Optometrist Ian White from Eye Visits says nearly 80% of the population are using computers, mobile phones and staring intently at some sort of screen or device for more than three hours a day. This Tech Age has taken a toll on our eyesight but there are some simple changes you can make to improve your eye health.
The 20/20/20 rule
If you work for 20 minutes then you should look 20 feet away for 20 seconds, this will give your eyes a rest and relieve strain that may have been building.
Stick a note
Stick a note on your computer screen that reminds you to blink. Studies have shown blink rates reduce by up to 70% when concentrating on a computer screen, which leads to dry and uncomfortable eyes.
Alter the screen
It’s important to position your computer screen to make sure it’s at the correct height and tilted at the right angle for you – this can also improve your posture is positioned correctly.
It may seem rather obvious but it’s surprising how many people strain their eyes by looking at dirty, smudged screens or struggle to see through greasy lenses in their glasses. Get into the habit of keeping a pack of cleaning wipes in your desk draw.
Try to minimise visual glare in your working environment by reducing reflections from fluorescent lighting and having appropriate blinds on nearby windows. For those that wear glasses, ensure you have an anti-reflective coating on your lenses.

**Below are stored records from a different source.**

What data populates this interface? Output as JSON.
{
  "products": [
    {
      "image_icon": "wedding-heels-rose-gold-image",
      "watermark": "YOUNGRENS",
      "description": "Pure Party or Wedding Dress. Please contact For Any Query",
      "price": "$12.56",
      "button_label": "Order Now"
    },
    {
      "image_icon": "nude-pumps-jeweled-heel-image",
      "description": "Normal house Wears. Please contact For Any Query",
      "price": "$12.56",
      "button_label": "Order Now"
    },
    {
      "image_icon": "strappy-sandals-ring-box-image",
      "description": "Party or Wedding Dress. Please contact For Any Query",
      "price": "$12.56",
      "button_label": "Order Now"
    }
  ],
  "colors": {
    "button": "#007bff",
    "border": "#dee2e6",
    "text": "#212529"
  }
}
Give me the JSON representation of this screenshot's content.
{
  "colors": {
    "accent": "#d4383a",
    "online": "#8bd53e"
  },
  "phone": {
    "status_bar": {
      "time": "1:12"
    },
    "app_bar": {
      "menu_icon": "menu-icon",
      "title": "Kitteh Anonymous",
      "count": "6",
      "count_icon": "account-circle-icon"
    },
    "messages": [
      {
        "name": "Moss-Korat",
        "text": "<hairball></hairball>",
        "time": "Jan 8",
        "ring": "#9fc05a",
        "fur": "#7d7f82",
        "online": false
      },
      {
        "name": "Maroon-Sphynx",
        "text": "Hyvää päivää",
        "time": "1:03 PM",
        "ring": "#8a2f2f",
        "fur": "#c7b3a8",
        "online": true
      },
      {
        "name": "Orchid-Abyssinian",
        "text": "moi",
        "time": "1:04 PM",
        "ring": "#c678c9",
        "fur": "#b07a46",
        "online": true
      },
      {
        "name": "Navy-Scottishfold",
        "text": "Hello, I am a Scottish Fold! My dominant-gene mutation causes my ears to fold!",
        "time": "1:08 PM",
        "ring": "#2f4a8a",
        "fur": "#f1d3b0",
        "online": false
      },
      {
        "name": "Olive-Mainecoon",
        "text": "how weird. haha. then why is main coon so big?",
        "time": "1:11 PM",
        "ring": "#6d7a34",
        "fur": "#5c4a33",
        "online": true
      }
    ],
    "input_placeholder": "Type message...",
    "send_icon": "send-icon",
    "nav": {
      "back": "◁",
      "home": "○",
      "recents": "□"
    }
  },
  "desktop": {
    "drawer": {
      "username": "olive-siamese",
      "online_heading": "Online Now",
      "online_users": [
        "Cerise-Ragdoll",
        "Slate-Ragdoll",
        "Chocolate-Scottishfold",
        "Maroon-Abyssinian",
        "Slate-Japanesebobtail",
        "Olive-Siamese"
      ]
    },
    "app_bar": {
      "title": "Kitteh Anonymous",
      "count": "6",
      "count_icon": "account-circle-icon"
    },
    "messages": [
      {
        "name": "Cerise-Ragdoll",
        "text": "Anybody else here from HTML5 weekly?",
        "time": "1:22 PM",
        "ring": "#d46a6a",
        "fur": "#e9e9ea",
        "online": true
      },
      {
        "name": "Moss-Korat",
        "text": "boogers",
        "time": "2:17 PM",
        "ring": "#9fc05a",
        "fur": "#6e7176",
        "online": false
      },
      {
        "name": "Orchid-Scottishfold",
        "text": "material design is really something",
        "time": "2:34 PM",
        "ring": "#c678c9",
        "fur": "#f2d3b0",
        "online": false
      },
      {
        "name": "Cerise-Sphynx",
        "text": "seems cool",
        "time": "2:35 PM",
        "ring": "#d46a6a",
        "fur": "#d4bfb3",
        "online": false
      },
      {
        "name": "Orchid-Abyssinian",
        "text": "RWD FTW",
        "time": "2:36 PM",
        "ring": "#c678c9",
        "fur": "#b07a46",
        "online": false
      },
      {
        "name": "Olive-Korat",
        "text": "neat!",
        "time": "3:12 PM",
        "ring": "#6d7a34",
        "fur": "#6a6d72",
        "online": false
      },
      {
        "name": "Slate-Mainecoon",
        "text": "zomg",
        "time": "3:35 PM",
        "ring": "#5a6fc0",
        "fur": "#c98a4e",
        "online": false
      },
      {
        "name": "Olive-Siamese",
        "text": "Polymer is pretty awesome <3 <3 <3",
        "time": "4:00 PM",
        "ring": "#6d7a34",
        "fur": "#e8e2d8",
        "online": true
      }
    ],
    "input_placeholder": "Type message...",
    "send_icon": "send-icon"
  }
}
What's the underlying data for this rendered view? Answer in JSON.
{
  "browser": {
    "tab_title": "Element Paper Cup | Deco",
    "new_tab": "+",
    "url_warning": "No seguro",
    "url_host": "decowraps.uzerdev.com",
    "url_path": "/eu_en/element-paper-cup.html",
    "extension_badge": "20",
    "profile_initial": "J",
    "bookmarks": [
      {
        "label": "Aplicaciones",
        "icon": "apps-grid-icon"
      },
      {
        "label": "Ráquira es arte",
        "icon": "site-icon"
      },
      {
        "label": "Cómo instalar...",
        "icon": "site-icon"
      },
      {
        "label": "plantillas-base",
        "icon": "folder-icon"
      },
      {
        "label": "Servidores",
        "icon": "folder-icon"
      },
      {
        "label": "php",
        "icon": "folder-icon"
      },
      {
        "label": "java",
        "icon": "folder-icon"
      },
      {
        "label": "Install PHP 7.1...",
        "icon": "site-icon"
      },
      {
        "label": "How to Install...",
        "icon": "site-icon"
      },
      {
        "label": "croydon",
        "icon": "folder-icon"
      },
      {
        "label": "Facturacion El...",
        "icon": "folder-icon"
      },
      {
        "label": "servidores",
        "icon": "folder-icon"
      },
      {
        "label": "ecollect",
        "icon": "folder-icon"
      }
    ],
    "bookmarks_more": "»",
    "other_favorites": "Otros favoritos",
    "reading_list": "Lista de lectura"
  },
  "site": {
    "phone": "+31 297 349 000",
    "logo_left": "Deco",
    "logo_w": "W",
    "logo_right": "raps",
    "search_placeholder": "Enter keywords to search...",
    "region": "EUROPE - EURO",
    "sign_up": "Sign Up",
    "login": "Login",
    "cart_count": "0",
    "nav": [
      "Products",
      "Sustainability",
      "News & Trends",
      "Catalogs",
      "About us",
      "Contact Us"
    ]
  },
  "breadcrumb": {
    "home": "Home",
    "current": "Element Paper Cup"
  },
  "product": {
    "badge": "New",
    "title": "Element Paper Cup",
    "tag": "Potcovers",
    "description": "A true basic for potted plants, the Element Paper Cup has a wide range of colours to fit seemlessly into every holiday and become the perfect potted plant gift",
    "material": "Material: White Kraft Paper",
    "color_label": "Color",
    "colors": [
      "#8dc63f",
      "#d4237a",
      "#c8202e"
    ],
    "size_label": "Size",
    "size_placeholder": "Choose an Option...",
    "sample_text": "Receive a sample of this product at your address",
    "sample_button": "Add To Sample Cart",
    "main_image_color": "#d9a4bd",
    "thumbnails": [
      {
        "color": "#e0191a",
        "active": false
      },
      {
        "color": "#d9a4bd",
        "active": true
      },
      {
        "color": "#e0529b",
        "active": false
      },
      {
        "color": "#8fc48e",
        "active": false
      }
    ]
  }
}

Things to look out for
Everyday living puts our eyes under enormous strain but there are certain signs we should not ignore when it comes to our eyes and some symptoms could hint at a more sinister condition and should be investigated explains Ian.
Occasional floating objects in our vision can be a natural sign of ageing. But when these floaters increase suddenly or occur with flashing lights, this can indicate a retinal detachment, which requires you to attend your optician within 24 hours.
Blurry vision can just mean you need to wear glasses for the first time, but if the vision in one of your eyes deteriorates much more than the other, this can indicate a more serious condition of your eyes or even an underlying brain condition and needs to be looked at further by your optometrist or ophthalmologist. Any sort of persistent or intense pain could be a sign of infection and this requires medical attention.
Red or bloodshot eyes can be caused by many things such as allergies or excess dryness, but if there are any other symptoms such as swelling or pus then you need to see your GP/pharmacist as this could be an infection such as conjunctivitis.Last modified: November 17, 2020